This professed aversion to the rigors of acquiring clothing doesn’t match up with the manifest joy that many of the women take in describing what ends up in their closets. It’s also an awkward fit with the book’s own apparent marketing strategy. Since it first appeared last fall, I’ve seen Women in Clothes on display in several women’s clothing shops, for sale alongside small leather goods and gold jewelry. It’s safe to assume that the owners of these boutiques don’t see the book as an antidote to the psychological pain endured by female shoppers, but as yet another fashionable accessory.
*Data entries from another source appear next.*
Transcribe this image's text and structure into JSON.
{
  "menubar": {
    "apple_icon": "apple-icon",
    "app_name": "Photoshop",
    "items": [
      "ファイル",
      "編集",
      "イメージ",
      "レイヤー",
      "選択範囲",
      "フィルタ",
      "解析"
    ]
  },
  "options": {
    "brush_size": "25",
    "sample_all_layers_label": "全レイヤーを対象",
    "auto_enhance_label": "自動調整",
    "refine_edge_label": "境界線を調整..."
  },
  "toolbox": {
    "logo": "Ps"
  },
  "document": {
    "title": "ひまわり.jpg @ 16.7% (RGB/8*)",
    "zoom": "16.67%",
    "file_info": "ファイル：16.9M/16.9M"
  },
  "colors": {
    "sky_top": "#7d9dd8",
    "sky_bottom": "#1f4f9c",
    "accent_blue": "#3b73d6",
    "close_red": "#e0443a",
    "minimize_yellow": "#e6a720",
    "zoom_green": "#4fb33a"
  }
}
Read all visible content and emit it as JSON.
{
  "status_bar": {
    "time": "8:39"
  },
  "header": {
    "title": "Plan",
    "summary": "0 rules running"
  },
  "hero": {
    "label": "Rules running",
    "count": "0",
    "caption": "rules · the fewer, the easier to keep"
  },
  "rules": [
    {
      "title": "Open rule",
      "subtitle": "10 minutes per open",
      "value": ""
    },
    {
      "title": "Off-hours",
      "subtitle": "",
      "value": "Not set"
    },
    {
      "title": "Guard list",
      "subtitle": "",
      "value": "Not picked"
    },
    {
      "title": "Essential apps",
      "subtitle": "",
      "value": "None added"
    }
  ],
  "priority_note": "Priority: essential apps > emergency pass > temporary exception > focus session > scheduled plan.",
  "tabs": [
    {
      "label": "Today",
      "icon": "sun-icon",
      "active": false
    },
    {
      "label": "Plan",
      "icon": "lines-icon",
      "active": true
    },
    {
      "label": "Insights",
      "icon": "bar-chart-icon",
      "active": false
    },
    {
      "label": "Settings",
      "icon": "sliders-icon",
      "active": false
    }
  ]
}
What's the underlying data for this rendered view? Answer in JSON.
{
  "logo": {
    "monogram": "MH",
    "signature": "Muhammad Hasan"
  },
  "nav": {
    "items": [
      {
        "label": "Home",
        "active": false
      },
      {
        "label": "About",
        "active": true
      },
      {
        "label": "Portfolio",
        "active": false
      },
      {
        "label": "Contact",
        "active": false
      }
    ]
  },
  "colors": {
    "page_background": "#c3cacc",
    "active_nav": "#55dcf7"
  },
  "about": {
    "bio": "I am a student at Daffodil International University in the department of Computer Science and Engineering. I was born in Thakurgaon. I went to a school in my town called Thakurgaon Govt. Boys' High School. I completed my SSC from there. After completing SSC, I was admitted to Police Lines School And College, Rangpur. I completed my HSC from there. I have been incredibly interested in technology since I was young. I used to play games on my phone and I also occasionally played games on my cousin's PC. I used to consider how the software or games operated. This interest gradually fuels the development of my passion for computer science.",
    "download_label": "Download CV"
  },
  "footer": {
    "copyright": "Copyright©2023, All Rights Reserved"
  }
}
There’s a lot of whimsy in Women in Clothes—an artist’s rendering of various stains as they appear on women’s clothing, Lena Dunham’s description of her mother’s sartorial vibe as “bejeweled ventriloquist dummy,” a photo series cataloging each pair of black underwear a woman owns—but its main revelation is how serious women are about what they wear. They’ve so thoroughly infused their wardrobes with their hopes, dreams, and aspirations that the anthology could just as easily be titled Women as Clothes. “Because I resist the ephemerality of clothing, I make grandiose demands of it: a garment must touch on all that I have ever been and will be,” writes Ida Hattemer-Higgins in an essay about how a secondhand store in Athens helped her get over a breakup. “The irony is that, for all my grasping at eternity, in the end, I almost never wear any item for more than a few months.”
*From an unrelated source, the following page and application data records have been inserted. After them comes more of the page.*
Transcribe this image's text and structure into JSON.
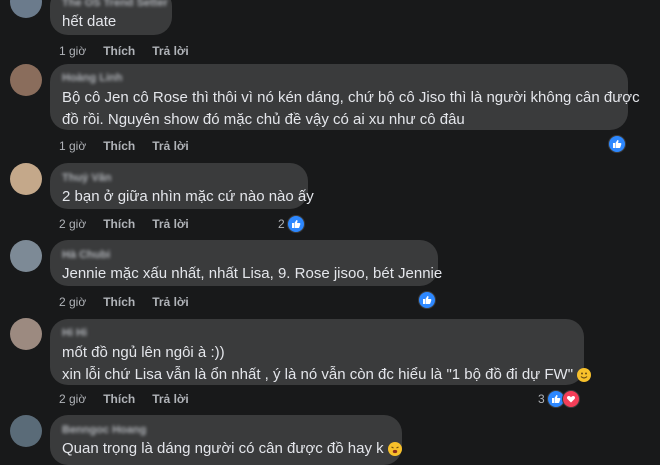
{
  "actions": {
    "like": "Thích",
    "reply": "Trả lời"
  },
  "comments": [
    {
      "author": "The OS Trend Setter",
      "lines": [
        "hết date"
      ],
      "time": "1 giờ",
      "reactions": ""
    },
    {
      "author": "Hoàng Linh",
      "lines": [
        "Bộ cô Jen cô Rose thì thôi vì nó kén dáng, chứ bộ cô Jiso thì là người không cân được",
        "đồ rồi. Nguyên show đó mặc chủ đề vậy có ai xu như cô đâu"
      ],
      "time": "1 giờ",
      "reactions": ""
    },
    {
      "author": "Thuỷ Vân",
      "lines": [
        "2 bạn ở giữa nhìn mặc cứ nào nào ấy"
      ],
      "time": "2 giờ",
      "reactions": "2"
    },
    {
      "author": "Hà Chubi",
      "lines": [
        "Jennie mặc xấu nhất, nhất Lisa, 9. Rose jisoo, bét Jennie"
      ],
      "time": "2 giờ",
      "reactions": ""
    },
    {
      "author": "Hi Hi",
      "lines": [
        "mốt đồ ngủ lên ngôi à :))",
        "xin lỗi chứ Lisa vẫn là ổn nhất , ý là nó vẫn còn đc hiểu là \"1 bộ đồ đi dự FW\""
      ],
      "time": "2 giờ",
      "reactions": "3"
    },
    {
      "author": "Benngoc Hoang",
      "lines": [
        "Quan trọng là dáng người có cân được đồ hay k"
      ],
      "time": "2 giờ",
      "reactions": ""
    }
  ],
  "colors": {
    "like_blue": "#2d88ff",
    "heart_red": "#f33e58",
    "bubble": "#3a3b3c",
    "background": "#18191a"
  }
}
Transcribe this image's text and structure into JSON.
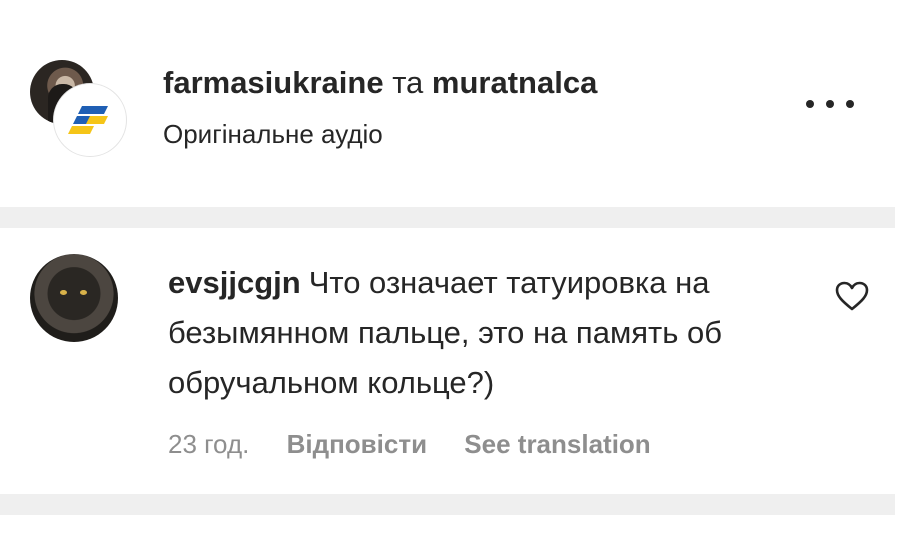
{
  "post": {
    "user1": "farmasiukraine",
    "conjunction": "та",
    "user2": "muratnalca",
    "audio": "Оригінальне аудіо",
    "icons": {
      "more": "more-horizontal-icon",
      "brand": "farmasi-logo-icon"
    },
    "colors": {
      "brand_blue": "#1f5fb4",
      "brand_yellow": "#f5c518"
    }
  },
  "comment": {
    "username": "evsjjcgjn",
    "text": "Что означает татуировка на безымянном пальце, это на память об обручальном кольце?)",
    "time": "23 год.",
    "reply": "Відповісти",
    "translate": "See translation",
    "icons": {
      "like": "heart-outline-icon"
    }
  },
  "colors": {
    "text": "#262626",
    "secondary": "#8e8e8e",
    "separator": "#efefef"
  }
}
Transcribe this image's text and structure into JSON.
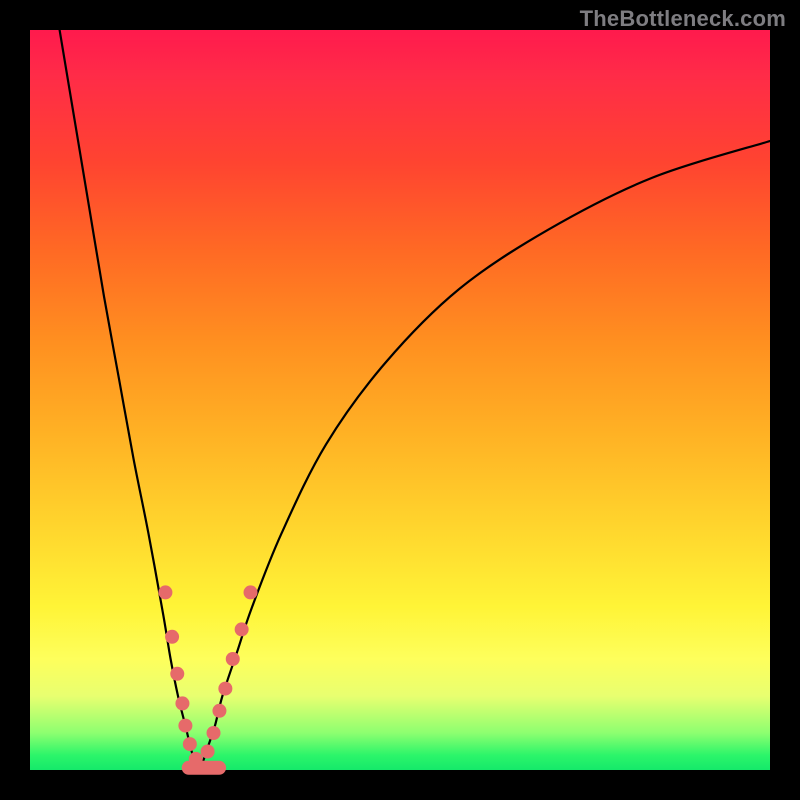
{
  "watermark": "TheBottleneck.com",
  "colors": {
    "frame": "#000000",
    "gradient_top": "#ff1a4d",
    "gradient_bottom": "#15e96a",
    "curve": "#000000",
    "marker": "#e66a6a"
  },
  "chart_data": {
    "type": "line",
    "title": "",
    "xlabel": "",
    "ylabel": "",
    "xlim": [
      0,
      100
    ],
    "ylim": [
      0,
      100
    ],
    "notch_x": 23,
    "series": [
      {
        "name": "left-branch",
        "x": [
          4,
          6,
          8,
          10,
          12,
          14,
          16,
          18,
          19,
          20,
          21,
          22,
          23
        ],
        "y": [
          100,
          88,
          76,
          64,
          53,
          42,
          32,
          21,
          15,
          10,
          6,
          2,
          0
        ]
      },
      {
        "name": "right-branch",
        "x": [
          23,
          24,
          25,
          26,
          28,
          30,
          34,
          40,
          48,
          58,
          70,
          84,
          100
        ],
        "y": [
          0,
          3,
          6,
          10,
          16,
          22,
          32,
          44,
          55,
          65,
          73,
          80,
          85
        ]
      }
    ],
    "markers_left": [
      {
        "x": 18.3,
        "y": 24
      },
      {
        "x": 19.2,
        "y": 18
      },
      {
        "x": 19.9,
        "y": 13
      },
      {
        "x": 20.6,
        "y": 9
      },
      {
        "x": 21.0,
        "y": 6
      },
      {
        "x": 21.6,
        "y": 3.5
      },
      {
        "x": 22.4,
        "y": 1.5
      }
    ],
    "markers_right": [
      {
        "x": 24.0,
        "y": 2.5
      },
      {
        "x": 24.8,
        "y": 5
      },
      {
        "x": 25.6,
        "y": 8
      },
      {
        "x": 26.4,
        "y": 11
      },
      {
        "x": 27.4,
        "y": 15
      },
      {
        "x": 28.6,
        "y": 19
      },
      {
        "x": 29.8,
        "y": 24
      }
    ],
    "bottom_capsule": {
      "x1": 20.5,
      "x2": 26.5,
      "y": 0.3
    }
  }
}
Out of context, such grandiose pronouncements seem over the top, but they’re right at home in a book about fashion and the female self. While J.Crew and GQ can still get away with acting as though it’s utterly modern for men to care about style, women have long been culturally saddled with the knowledge that they are how they look, and that therefore they are what they wear. The pursuit of stylishness is not something they opt into, but rather something they must opt out of at great social cost. Hattemer-Higgins tells herself she is resisting the ephemerality of clothing—and with it the dictates of the fashion industry—by carefully selecting each piece she wears from a pile of thrifted cast-offs.
But to scour the racks, secondhand or otherwise, for the makings of self-expression is only to double down on the importance of fashion. The truly transgressive choice—to dress purely for utility—never seems to cross the minds of the women featured in the book. I don’t blame them. Utility isn’t much fun. If you can’t control the fact that you’re going to be judged on your appearance, why not derive what pleasure you can from conveying to observers how you wish to be judged? The inadequacy of clothes—their inability to express the depth and complexity of female experiences—probably explains both why women invest their wardrobes with so much significance and why their clothes so often fail to satisfy them.
It can be hard to tell why women are overburdening their wardrobes with mystic powers of signification: Is it in spite of the fashion industry or because of it? If you were to ask Streep’s Wintour-like character, she would say the answer hardly matters. Whether you are an avid follower of fashion or studiously ignorant of what appears on the runways, you’re still affected by the prevailing style that’s set, in part, by clothing companies. Even secondhand shoppers are not immune; even the disenchanted can’t leave their houses naked.